  • A gentle reminder of your previous email
  • A reiteration of your request
  • An expression of continued interest
  • Additional value that they will benefit from that might have come to light since your last email.

Often, follow-up emails will prompt a response. Sometimes a gentle reminder is all that it takes.

Timing the Follow-Up

How long should you wait before sending a follow-up? If you’re eager for a response, you might be tempted to send follow-ups the next day. That’s not a great strategy, as you’ll come across as pushy and not necessarily someone that they’d want to work with. A week is a sensible amount of time. It gives them enough time to read and digest your initial email but doesn’t leave it so long that it fades into oblivion.

You might even consider using follow-up email software to automate the process.

How to Deal with Non-Repsonses or Rejections

After a few follow-up emails, consider their silence as a sign that they’re not interested or aren’t in a position to work with you at the moment. You may also receive rejections. These should be treated with the utmost professionalism. Just because they’re not interested right now doesn’t mean they won’t be in the future. Don’t burn your bridges before you’ve had a chance to cross them.

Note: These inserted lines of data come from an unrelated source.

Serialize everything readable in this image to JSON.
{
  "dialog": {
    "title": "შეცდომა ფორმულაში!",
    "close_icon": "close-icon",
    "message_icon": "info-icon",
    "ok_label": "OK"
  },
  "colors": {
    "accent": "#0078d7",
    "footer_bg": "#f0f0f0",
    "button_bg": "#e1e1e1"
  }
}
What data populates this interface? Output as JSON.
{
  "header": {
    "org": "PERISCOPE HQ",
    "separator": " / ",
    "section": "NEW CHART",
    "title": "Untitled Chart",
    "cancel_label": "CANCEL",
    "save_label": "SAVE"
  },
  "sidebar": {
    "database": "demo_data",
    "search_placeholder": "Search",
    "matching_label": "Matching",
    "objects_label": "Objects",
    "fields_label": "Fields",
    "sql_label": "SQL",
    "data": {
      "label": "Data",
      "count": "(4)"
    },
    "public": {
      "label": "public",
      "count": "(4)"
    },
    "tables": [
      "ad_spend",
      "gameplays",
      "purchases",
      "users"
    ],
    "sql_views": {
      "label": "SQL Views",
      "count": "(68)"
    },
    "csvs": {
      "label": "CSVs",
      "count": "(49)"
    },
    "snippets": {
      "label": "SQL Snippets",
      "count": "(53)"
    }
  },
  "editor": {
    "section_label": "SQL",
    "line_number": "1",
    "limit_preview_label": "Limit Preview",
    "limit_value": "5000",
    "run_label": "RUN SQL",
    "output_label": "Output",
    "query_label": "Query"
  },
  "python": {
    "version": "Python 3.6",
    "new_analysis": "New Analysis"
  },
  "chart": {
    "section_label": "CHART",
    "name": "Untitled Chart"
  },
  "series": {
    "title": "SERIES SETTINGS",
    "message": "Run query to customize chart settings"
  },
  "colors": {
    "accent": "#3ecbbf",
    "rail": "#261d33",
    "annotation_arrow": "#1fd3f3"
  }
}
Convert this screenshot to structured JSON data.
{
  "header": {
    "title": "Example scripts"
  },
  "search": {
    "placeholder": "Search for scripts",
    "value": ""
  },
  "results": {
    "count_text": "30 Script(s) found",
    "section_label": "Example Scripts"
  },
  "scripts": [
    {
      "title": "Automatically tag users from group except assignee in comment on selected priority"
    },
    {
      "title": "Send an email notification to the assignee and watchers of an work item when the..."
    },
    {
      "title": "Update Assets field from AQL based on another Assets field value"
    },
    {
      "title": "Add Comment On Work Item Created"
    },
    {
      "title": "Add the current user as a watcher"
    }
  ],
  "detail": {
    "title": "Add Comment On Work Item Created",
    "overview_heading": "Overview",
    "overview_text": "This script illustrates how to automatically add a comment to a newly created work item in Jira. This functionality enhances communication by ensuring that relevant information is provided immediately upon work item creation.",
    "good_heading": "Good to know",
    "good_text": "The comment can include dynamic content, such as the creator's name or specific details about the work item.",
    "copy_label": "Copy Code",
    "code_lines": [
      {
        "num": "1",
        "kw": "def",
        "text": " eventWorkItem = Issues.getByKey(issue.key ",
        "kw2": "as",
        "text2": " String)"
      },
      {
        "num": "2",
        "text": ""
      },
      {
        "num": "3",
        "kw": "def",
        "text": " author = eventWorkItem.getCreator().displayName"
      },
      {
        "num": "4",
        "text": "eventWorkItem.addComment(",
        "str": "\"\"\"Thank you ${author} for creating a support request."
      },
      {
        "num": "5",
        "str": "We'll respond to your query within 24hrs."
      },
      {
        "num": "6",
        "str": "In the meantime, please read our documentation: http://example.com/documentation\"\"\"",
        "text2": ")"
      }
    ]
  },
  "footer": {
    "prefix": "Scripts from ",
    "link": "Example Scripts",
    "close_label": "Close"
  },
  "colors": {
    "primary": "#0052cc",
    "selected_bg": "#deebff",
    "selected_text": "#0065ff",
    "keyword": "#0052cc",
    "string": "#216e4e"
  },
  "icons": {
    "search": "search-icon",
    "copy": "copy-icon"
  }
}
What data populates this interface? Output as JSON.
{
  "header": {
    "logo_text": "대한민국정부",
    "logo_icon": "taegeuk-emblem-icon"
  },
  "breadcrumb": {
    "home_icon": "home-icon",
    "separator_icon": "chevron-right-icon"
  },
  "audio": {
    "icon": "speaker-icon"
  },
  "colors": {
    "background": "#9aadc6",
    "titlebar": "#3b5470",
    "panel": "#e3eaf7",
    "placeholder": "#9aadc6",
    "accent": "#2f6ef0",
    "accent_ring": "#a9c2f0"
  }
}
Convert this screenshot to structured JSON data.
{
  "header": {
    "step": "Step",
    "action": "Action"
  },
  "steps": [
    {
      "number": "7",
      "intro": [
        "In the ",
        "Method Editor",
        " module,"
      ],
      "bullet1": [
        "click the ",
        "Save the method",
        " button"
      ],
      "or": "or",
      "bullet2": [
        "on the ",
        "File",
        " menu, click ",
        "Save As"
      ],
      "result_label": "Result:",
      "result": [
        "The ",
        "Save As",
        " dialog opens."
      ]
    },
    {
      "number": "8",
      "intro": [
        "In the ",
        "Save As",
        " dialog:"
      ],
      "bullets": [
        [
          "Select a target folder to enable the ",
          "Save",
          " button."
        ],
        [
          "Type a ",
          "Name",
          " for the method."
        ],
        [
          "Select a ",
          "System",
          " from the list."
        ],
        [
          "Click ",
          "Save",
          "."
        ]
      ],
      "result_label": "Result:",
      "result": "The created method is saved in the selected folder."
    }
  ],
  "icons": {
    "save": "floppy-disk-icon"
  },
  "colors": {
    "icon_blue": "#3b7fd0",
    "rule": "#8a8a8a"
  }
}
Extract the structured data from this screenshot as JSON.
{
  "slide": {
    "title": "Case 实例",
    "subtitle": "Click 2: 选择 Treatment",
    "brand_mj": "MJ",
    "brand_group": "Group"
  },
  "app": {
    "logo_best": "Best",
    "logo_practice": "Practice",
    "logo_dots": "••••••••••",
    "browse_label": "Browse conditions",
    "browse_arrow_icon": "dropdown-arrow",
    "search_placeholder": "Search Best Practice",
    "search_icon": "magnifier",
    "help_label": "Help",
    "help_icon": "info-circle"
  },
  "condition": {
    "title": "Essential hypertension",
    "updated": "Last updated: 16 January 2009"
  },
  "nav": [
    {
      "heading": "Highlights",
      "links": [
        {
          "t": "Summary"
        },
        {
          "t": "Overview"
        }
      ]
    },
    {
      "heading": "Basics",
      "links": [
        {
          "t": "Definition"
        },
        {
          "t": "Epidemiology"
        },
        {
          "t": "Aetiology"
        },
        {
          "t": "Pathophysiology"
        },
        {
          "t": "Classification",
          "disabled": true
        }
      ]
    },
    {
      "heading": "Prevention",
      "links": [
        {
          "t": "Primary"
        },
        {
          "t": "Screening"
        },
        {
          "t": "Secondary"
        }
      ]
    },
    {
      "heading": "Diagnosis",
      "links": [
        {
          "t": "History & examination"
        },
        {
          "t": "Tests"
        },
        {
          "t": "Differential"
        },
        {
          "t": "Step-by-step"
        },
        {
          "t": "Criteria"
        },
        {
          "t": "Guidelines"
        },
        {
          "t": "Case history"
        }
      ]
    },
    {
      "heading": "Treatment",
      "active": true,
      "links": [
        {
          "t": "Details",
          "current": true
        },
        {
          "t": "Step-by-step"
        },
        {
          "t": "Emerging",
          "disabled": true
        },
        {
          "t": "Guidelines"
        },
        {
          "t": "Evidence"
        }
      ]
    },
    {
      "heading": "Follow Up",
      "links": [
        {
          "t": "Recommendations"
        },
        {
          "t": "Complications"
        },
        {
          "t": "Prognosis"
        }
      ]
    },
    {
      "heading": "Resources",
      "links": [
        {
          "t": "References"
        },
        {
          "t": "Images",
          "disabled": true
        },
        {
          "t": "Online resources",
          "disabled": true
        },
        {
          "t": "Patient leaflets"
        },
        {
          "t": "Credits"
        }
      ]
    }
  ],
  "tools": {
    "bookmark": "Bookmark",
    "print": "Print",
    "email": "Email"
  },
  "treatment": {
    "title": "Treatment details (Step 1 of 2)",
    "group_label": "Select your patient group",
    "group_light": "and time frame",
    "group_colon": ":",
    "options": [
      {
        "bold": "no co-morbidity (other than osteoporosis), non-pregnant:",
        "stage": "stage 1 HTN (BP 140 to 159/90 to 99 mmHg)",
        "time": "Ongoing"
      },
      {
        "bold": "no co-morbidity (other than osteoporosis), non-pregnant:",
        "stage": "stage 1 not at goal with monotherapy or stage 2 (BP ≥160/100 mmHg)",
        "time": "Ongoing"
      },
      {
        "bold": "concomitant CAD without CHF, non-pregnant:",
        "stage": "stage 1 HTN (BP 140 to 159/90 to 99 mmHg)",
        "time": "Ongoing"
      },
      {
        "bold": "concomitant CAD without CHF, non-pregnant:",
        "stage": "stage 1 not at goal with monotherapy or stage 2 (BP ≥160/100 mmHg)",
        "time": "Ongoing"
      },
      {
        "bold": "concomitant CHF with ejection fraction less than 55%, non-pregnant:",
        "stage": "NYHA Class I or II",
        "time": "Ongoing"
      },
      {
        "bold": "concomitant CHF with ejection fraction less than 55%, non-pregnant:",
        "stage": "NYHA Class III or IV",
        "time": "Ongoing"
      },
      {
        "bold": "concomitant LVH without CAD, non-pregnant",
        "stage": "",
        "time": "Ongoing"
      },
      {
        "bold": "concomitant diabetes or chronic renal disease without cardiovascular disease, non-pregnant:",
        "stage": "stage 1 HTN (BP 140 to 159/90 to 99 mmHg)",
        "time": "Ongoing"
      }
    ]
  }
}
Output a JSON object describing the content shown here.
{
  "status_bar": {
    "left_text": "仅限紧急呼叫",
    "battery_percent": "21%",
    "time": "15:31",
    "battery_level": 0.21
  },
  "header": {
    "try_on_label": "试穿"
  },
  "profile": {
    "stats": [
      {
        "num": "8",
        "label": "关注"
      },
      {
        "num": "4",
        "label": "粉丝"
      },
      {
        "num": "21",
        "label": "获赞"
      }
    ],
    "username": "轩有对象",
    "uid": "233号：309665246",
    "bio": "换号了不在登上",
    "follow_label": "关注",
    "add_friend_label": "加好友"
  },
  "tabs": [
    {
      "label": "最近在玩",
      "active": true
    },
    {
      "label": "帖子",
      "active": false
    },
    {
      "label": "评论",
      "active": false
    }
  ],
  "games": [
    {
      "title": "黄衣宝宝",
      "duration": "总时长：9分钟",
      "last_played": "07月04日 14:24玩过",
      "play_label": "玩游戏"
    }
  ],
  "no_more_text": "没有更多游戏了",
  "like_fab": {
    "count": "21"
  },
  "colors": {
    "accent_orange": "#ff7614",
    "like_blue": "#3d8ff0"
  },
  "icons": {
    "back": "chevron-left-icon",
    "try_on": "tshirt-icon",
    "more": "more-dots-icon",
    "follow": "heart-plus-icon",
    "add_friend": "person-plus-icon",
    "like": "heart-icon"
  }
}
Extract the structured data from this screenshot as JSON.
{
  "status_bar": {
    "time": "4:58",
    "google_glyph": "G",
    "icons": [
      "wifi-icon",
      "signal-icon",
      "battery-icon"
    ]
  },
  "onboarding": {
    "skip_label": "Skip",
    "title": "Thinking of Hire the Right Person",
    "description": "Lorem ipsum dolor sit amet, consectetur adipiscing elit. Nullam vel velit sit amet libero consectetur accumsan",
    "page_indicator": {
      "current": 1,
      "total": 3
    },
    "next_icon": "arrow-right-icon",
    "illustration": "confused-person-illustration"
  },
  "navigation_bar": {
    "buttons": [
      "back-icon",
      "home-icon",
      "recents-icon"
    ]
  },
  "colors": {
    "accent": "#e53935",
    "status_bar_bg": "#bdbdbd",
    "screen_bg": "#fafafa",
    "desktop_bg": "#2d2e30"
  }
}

Cold Email for Research: Templates

We’ve created these templates for you to use as inspiration for your campaign. Use these as your starting point and customize them to fit your needs and preferences.

Cold Email to Seek Collaboration

Subject: Potential Collaboration on {{Your Research Topic}}

Dear {{Title and Last Name}}
I hope this email finds you well. My name is {{Your Name}}, and I work at {{Your Business or Institution}} as a {{Your Position}}. I recently came across your work on {{Recipient's Research Topic}} and was impressed by your insights on {{Specific Aspect of Their Work}}.
I have been working on a project involving {{Brief Description of Your Research}}. I believe it could be a good fit with your expertise. I see an opportunity for mutually beneficial collaboration, in particular {{Specific Area of Synergy}}.
Would you be interested in having a brief discussion to investigate the possibility? I am confident that our collaboration will result in significant progress for both our work.
Thank you for taking the time to consider my proposal. I am excited about the possibility of working together.
Kind Regards
{{Your Name}}

Cold Email to Request Data or Information

Subject: Inquiry Regarding {{Specific Data or Information}} to Assist Research on {{Your Research Topic}}

Dear {{Title and Last Name}}
Pleased to make your acquaintance. I’m {{Your Name}}, and I work at {{Your Business or Institution}} as a {{Your Position}}. My research involves {{Your Research Topic}}, and I recently read your work {{Their Work}}. It was a great source of inspiration in my own studies.
I wondered if you would be comfortable sharing any data you have related to {{Specific Data Request}}. It would deliver incredible insight and value to my research. Any data shared would be used solely for academic purposes and remain strictly confidential.
I am under no illusions that this is a small request, so please don’t hesitate to share any comments or concerns that you might have.
Thank you for considering my request. Please know that it would make a material difference to my research.
It would be excellent to arrange a meeting next week. Please let me know a suitable time and date.
Kind Regards,
{{Your Name}}

Key Takeaways

Mastering cold email can make a huge difference to researchers. Building a wider network of connections with people who can offer insight, information, and data is invaluable. Remember that the key to cold email outreach is to deliver value in a personal way. Always let the recipient feel that this is a mutually beneficial relationship.

  • As a researcher, you’ll know better than anyone that time is precious. Keep your emails concise and to the point.
  • Maintain a professional but approachable tone in your emails for the best effect.
  • Sending a well-timed, respectful follow-up can often lead to a positive response.

Accessing templates and keeping track of your email campaign can get complicated. Using an email marketing tool makes life far simpler. That’s where Instantly can help. Instantly can help you to find quality contact information and then manage your email outreach for you. Plus, you can get started with it for free today.